NH – Late this morning, this week’s featured “Fugitive of the
Week”, Jeffrey Paul Tarallo, 52 years-of-age, surrendered at the U.S.
District Court in Concord, NH. Mr. Tarallo had been wanted on an
outstanding federal arrest warrant issued on October 29, 2019 alleging
violations of his conditions of supervised release. Tarallo was on
supervised release as a result of his conviction and sentence for making
false statements during the acquisition of a firearm.
morning, Mr. Tarallo was featured as this week’s “Fugitive of the Week.”
This feature was aired on WTPL-FM, WMUR-TV, The Union Leader, The Nashua
Telegraph, The Patch, Foster’s Daily Democrat, Manchester Information,

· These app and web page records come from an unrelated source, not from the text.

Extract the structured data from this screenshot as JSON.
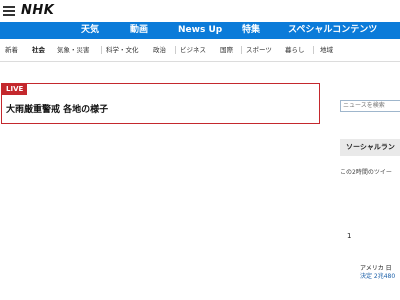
{
  "header": {
    "logo": "NHK"
  },
  "nav": {
    "items": [
      {
        "label": "天気"
      },
      {
        "label": "動画"
      },
      {
        "label": "News Up"
      },
      {
        "label": "特集"
      },
      {
        "label": "スペシャルコンテンツ"
      }
    ]
  },
  "categories": {
    "items": [
      {
        "label": "新着"
      },
      {
        "label": "社会"
      },
      {
        "label": "気象・災害"
      },
      {
        "label": "科学・文化"
      },
      {
        "label": "政治"
      },
      {
        "label": "ビジネス"
      },
      {
        "label": "国際"
      },
      {
        "label": "スポーツ"
      },
      {
        "label": "暮らし"
      },
      {
        "label": "地域"
      }
    ],
    "active": "社会"
  },
  "live": {
    "badge": "LIVE",
    "title": "大雨厳重警戒 各地の様子"
  },
  "search": {
    "placeholder": "ニュースを検索"
  },
  "ranking": {
    "heading": "ソーシャルラン",
    "subtitle": "この2時間のツイー",
    "first_rank": "1",
    "first_line1": "アメリカ 日",
    "first_line2": "決定 2兆480"
  },
  "colors": {
    "nav_blue": "#0b7bd9",
    "live_red": "#c4282d"
  }
}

the Manchester Ink Link, the Rochester Voice and prominently featured on
the internet. The
“Fugitive of the
Week” continues to be a very successful tool that has resulted in
the location and arrest of numerous fugitives since its implementation
in 2007. Additionally, the “Fugitive of the Week” is distributed
statewide to all law enforcement officers.
Shortly after Tarallo
was featured as the “Fugitive of the Week,” he was apparently contacted
by several people indicating that he had an outstanding warrant. Mr.
Tarallo did the right thing and immediately contacted his probation
officer and indicated that he would be surrendering at the U.S. District
Court in Concord. Mr. Tarallo did in fact surrender at approximately
11AM and is currently being held in custody of the U.S. Marshals pending
his initial court appearance later this afternoon.
As part of
the weekly radio show, we greatly encourage people to do the right thing
and surrender when they learn they have an outstanding warrant.
Generally speaking, warrants do not go away. Warrants need to be
resolved in court and that can usually only be done in the presence of
the wanted person. The court does look at surrendering in a positive
light and will often take that into consideration when determining if a
person is eligible for bail. We would like to thank Mr. Tarallo for
doing the right thing in an effort to get this matter resolved.
Since the inception of the New Hampshire Joint Fugitive Task Force in
2002, these partnerships have resulted in over 7,751 arrests (Updated as
of 07/25/2019). These arrests have ranged in seriousness from murder,
assault, unregistered sex offenders, probation and parole violations and
numerous other serious offenses. Nationally the United States Marshals
Service fugitive programs are carried out with local law enforcement in
94 district offices, 85 local fugitive task forces, 8 regional task
forces, as well as a growing network of offices in foreign countries.
Additional information about the U.S. Marshals Service can be found
First Federal Law Enforcement Agency